The court held that under the circumstances of the case, this solution was unacceptable. According to the insurance policy, if the sum insured were set properly (equal to the value of the insured item), the insurer should be prepared to pay compensation equal to the sum insured if the insured item is totally destroyed (total loss), or in an amount close to the sum insured if the degree of partial loss is close to a total loss.

As the insurer had taken this obligation into account when setting the premium, it was unfair for the insurer to apply a two-stage reduction of the compensation paid out under the policy. In the court’s view, this solution was inconsistent with the nature of an insurance contract, which consists of a link between the amount of the sum insured and the premium. This inconsistency resulted in the invalidity of the terms of the general conditions of insurance providing that in the event of underinsurance, the underinsured would receive—regardless of the extent of the loss—compensation in an amount equal to the percentage of the sum insured corresponding to the ratio of the sum insured bears to the value of the insured item (Civil Code Art. 58 §1 in connection with Art. 3531). This invalidity did not affect the rest of the insurance contract.

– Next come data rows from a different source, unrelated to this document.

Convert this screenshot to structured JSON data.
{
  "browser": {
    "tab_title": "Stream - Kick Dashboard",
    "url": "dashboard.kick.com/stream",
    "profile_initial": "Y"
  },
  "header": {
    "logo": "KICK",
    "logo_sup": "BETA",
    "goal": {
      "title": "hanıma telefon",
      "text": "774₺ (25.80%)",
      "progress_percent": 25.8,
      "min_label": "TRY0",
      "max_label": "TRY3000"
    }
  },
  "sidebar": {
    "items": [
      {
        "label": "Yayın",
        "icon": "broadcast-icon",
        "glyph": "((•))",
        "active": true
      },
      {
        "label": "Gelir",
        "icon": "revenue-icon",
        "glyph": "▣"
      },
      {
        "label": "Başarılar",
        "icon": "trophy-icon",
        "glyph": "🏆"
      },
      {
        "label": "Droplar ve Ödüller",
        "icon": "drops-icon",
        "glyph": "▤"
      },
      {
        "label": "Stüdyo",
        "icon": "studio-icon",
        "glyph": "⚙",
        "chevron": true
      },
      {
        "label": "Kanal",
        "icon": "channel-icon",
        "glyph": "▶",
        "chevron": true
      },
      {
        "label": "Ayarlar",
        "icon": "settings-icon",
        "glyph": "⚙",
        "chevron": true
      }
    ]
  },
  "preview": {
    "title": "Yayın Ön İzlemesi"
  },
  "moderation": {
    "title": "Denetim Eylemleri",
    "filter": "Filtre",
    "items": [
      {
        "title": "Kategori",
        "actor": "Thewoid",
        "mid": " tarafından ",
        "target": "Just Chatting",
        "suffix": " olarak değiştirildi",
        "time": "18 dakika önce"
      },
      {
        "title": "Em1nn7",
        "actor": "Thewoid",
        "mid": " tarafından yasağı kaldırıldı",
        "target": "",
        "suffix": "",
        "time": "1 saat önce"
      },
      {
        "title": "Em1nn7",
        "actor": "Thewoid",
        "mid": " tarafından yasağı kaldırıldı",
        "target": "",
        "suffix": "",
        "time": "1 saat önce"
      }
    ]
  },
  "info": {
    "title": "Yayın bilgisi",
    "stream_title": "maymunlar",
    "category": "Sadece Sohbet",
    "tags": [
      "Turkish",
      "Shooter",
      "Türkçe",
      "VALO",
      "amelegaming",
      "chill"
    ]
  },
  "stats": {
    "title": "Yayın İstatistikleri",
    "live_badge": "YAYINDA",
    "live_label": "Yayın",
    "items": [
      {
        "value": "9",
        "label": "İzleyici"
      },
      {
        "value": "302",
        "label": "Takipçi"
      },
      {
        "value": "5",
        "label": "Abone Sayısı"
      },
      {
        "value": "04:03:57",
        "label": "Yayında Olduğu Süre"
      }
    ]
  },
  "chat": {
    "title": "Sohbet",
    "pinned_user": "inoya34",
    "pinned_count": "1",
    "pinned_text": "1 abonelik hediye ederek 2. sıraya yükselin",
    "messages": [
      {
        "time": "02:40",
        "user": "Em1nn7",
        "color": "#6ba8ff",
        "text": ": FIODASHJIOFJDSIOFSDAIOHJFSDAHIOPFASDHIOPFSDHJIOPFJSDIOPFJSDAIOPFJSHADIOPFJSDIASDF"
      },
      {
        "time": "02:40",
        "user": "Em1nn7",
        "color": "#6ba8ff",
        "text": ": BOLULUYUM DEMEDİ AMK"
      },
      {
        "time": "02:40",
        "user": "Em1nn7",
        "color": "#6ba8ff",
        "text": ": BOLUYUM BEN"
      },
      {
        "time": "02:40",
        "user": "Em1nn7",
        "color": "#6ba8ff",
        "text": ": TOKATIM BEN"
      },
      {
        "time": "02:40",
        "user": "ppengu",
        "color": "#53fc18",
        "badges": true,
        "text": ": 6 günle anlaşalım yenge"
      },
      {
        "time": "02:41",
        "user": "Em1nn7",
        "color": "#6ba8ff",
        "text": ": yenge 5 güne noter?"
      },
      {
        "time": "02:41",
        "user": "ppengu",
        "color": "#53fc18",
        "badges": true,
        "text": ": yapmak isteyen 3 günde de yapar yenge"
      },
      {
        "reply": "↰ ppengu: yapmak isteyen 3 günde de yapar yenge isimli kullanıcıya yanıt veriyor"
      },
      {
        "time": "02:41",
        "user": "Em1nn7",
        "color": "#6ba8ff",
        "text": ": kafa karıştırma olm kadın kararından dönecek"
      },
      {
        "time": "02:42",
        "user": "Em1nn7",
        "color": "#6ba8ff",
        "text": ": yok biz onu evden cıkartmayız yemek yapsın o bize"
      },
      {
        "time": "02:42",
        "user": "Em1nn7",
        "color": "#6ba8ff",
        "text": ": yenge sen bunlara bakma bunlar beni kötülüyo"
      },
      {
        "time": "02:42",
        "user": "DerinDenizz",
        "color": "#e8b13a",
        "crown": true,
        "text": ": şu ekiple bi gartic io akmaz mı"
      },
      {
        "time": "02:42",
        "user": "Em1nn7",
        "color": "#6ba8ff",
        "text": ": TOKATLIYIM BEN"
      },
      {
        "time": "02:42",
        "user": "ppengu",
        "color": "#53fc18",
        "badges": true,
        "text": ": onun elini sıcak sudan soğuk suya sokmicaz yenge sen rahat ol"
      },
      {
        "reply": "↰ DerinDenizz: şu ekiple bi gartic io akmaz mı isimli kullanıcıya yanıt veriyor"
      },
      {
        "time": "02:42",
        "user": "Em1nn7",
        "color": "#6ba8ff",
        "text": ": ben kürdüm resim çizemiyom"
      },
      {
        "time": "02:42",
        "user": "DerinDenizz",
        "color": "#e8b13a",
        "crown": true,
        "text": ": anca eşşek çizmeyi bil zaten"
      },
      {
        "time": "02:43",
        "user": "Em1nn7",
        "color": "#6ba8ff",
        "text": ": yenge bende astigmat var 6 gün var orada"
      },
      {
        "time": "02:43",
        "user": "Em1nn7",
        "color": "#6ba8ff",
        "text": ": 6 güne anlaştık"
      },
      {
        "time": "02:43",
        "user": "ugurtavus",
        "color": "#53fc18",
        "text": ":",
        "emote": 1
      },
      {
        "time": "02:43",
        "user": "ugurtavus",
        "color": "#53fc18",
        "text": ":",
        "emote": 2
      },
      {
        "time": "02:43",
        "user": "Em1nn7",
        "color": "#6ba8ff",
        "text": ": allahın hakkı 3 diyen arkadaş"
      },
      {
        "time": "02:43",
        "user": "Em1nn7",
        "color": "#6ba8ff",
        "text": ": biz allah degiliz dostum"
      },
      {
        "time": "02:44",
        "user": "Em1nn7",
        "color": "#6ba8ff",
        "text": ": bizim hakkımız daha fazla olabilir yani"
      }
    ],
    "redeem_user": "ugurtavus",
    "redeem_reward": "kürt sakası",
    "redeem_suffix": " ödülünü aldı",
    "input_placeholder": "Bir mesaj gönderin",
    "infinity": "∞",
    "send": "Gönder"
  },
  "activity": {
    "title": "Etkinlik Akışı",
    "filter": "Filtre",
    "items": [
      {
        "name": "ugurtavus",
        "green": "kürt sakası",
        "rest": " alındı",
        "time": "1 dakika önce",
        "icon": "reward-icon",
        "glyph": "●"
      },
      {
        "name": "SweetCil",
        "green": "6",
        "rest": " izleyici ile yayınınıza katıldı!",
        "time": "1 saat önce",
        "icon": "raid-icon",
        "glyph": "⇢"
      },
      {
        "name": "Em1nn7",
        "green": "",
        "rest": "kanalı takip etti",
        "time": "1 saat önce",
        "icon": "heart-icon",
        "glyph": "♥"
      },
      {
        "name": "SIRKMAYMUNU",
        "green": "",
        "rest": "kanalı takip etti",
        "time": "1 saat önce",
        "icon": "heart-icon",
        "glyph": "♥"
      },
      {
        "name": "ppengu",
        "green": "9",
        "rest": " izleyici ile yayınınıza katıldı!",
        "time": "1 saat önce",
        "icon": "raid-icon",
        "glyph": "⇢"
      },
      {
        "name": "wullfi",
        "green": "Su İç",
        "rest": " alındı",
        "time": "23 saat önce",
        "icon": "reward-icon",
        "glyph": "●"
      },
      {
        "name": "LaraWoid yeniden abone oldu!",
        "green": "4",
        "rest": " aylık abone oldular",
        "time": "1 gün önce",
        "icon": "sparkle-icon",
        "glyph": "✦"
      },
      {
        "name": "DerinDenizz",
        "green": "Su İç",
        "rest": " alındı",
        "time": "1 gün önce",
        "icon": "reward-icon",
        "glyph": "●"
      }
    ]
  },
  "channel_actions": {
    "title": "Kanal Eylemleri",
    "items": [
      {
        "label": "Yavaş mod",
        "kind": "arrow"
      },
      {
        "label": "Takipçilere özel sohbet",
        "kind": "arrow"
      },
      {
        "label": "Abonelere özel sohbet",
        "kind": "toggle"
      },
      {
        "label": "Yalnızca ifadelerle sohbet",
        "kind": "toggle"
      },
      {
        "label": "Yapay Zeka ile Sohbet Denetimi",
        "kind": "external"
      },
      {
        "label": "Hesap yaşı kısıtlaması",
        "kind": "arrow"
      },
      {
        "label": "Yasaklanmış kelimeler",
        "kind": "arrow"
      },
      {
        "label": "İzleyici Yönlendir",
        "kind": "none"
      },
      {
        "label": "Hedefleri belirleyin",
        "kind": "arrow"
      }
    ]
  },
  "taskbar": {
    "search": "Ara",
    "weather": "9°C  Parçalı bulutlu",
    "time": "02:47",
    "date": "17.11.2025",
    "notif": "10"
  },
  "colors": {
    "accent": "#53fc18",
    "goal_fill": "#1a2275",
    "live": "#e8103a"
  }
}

Significantly, the Supreme Court also pointed out that the earlier case law did not absolutely exclude the permissibility of applying a pro rata condition in the case of underinsurance. The views expressed in the recent cases restricting this possibility applied to provisions in contracts with consumers, covered by the regulations on prohibited clauses, or in dealings with individual business operators (to whom the regulations on prohibited clauses apply as relevant, under Civil Code Art. 805 §4). Disagreeing with the insured, the Supreme Court stated that there was no basis for holding the pro rata conditions reserved by insurers as impermissible in every case. The court also stressed that the peculiar nature of insurance law draws on a long insurance tradition and respect for common principles and values adopted across numerous European legal systems. The court aptly pointed out that in this tradition, the pro rata condition is a recognised rule in the case of underinsurance, as reflected for example in Art. 8:102(2) of the Principles of European Insurance Contract Law (the insurer “shall be entitled alternatively to offer insurance on the basis that the indemnity to be paid shall be limited to the proportion that the sum insured bears to the actual value of the property at the time of the loss”).

Conclusions for insurers

The Supreme Court of Poland did not hold that it is impermissible in every case for insurers to include a pro rata condition in their policies. The court did indicate, however, that the insurer must first and foremost comply with its informational and advisory obligations in relation to determination of the sum insured. The insurer must display due care in performing these obligations. Similarly, it must ensure the essential clarity, understandability, transparency and predictability of results of a provision introducing a pro rata condition with respect to the amount of the loss the insurer will be required to pay.

Dr Marta Kozłowska, adwokat, Dispute Resolution & Arbitration practice, Wardyński & Partners